DNA can be damaged through covalent modifications of the nucleobases by endogenous processes. These modifications, commonly referred to as DNA adducts, can persist and may lead to mutations, and ultimately to the initiation of cancer. A screening methodology for the majority of known endogenous DNA adducts would be a powerful tool for investigating the etiology of cancer and for the identification of individuals at high-risk to the detrimental effects of DNA damage. This idea led to the development of a DNA adductomic approach using high resolution data-dependent scanning, an extensive MS2 fragmentation inclusion list of known endogenous adducts, and neutral loss MS3 triggering to profile all DNA modifications. In this method, the detection of endogenous DNA adducts is performed by observation of their corresponding MS3 neutral loss triggered events and their relative quantitation using the corresponding full scan extracted ion chromatograms. The method's inclusion list consists of the majority of known endogenous DNA adducts, compiled, and reported here, as well as adducts specific to tobacco exposure included to compare the performance of the method with previously developed targeted approaches. The sensitivity of the method was maximized by reduction of extraneous background signal through the purification and minimization of the amount of commercially obtained enzymes used for the DNA hydrolysis. In addition, post-hydrolysis sample purification was performed using off-line HPLC fraction collection to eliminate the highly abundant unmodified bases, and to avoid introduction of plasticizers found in solid-phase extraction cartridges. Also, several instrument parameters were evaluated to optimize the ion signal intensities and fragmentation spectra quality. The method was tested on an animal model of lung carcinogenesis where A/J mice were exposed to the tobacco specific lung carcinogen 4-methylnitrosamino-1-3-pyridyl-1-butanone (NNK) with its effects enhanced by co-exposure to the pro-inflammatory agent lipopolysaccharide (LPS). Lung DNA were screened for endogenous DNA adducts known to result from oxidative stress and LPS-induced lipid peroxidation, as well as for adducts due to NNK exposure. The relative quantitation of the detected DNA adducts was performed using parallel reaction monitoring MS2 analysis, demonstrating a general workflow for analysis of endogenous DNA adducts.

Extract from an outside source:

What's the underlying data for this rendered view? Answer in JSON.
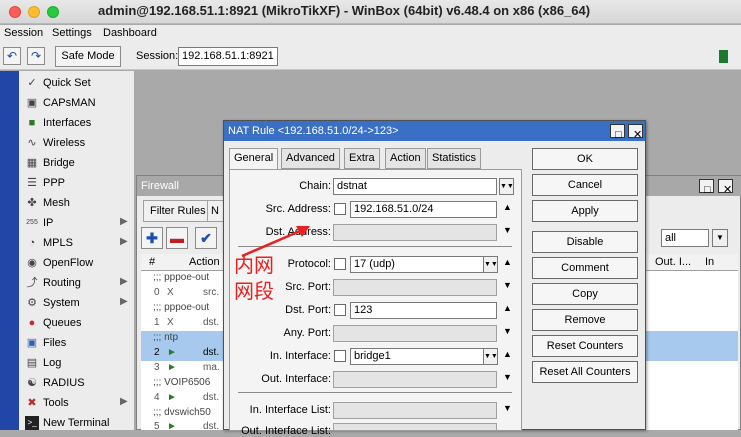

Bibliographical noteFunding Information:
We thank Dr. Laura Maertens and Andrew Casey Floeder for their contribution in the DNA sample extraction and preparation for DNA adductomics. We thank FK Lab Members for their contribution in the animal experiments. We thank Dr. Fung-Lung Chung for donating the 6-(1-Hydroxyhexanyl)-8-hydroxy-1, N 2-propano-2-deoxyguanosine standard. We thank Robert Carlson for assistance with the generation of figure graphics. Funding. This work was supported by University of Minnesota start-up funds for SB and salary support for PV was provided by the U.S. National Institutes of Health and National Cancer Institute [Grant R50-CA211256]. Mass spectrometry was carried out in the Analytical Biochemistry Shared Resource of the Masonic Cancer Center, supported in part by the U.S. National Institutes of Health and National Cancer Institute [Cancer Center Support Grant CA-77598].
This work was supported by University of Minnesota start-up funds for SB and salary support for PV was provided by the U.S. National Institutes of Health and National Cancer Institute [Grant R50-CA211256]. Mass spectrometry was carried out in the Analytical Biochemistry Shared Resource of the Masonic Cancer Center, supported in part by the U.S. National Institutes of Health and National Cancer Institute [Cancer Center Support Grant CA-77598].
© Copyright © 2019 Carrà, Guidolin, Dator, Upadhyaya, Kassie, Villalta and Balbo.
- DNA adductomics
- DNA damage
- lipid peroxidation
- mass spectrometry
- tobacco carcinogens